**TO DO:**
Only lines holding the word "true" should be copied from the material.

**ENTRIES SHOWN:**
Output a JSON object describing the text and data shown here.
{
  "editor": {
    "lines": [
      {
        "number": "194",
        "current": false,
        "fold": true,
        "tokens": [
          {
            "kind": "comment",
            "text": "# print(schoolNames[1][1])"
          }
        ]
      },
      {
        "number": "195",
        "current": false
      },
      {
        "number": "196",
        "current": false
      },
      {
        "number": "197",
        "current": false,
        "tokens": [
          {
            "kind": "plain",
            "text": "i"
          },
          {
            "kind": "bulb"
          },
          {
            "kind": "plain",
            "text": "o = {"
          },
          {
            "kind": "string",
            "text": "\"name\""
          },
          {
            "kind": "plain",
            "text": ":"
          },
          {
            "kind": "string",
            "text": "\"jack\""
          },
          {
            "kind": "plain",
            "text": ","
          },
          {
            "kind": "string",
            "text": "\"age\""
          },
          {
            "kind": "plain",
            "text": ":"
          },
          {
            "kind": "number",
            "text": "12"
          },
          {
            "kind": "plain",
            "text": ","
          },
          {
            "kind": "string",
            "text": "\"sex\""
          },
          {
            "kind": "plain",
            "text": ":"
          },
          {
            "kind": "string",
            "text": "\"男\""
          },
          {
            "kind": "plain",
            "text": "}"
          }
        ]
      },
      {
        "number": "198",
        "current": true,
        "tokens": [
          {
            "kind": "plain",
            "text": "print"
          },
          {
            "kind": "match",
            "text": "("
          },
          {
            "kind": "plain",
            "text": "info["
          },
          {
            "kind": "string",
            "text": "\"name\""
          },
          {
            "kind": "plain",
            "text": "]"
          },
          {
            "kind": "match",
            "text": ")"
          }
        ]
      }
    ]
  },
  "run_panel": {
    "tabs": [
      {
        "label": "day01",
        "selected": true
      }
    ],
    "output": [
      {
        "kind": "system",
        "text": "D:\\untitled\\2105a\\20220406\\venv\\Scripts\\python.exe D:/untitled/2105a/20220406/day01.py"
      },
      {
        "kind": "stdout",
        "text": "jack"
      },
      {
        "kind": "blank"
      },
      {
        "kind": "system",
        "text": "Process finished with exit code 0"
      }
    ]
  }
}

**TASK OUTPUT:**
        "fold": true,
        "current": true,
        "selected": true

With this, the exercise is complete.